Required action » Give the number of lines in the data below containing the word "title", with no other text.

Given data »
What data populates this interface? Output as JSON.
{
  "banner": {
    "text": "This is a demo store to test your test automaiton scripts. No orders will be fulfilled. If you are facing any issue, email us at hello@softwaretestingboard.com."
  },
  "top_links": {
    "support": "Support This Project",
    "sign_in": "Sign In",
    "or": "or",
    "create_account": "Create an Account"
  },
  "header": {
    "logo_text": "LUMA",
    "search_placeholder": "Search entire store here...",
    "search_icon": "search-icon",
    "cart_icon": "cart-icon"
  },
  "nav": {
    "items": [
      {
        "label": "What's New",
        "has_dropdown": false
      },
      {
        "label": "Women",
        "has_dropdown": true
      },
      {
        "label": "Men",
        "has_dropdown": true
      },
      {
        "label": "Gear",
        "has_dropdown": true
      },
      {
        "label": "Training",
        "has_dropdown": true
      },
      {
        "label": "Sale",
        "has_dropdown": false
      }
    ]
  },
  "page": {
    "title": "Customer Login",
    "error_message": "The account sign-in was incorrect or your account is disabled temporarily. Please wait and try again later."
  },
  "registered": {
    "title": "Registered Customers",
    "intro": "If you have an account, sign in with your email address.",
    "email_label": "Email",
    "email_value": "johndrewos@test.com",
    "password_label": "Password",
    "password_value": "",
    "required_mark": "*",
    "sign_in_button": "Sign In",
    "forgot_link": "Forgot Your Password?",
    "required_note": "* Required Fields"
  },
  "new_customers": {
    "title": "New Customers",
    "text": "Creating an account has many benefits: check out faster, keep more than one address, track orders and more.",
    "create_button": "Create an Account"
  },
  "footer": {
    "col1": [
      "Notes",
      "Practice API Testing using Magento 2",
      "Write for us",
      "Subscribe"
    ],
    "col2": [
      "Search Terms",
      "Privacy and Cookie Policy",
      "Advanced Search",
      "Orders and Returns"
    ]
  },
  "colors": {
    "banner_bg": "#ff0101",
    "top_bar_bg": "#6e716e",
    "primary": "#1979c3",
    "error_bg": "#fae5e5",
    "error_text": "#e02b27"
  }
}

Result » 3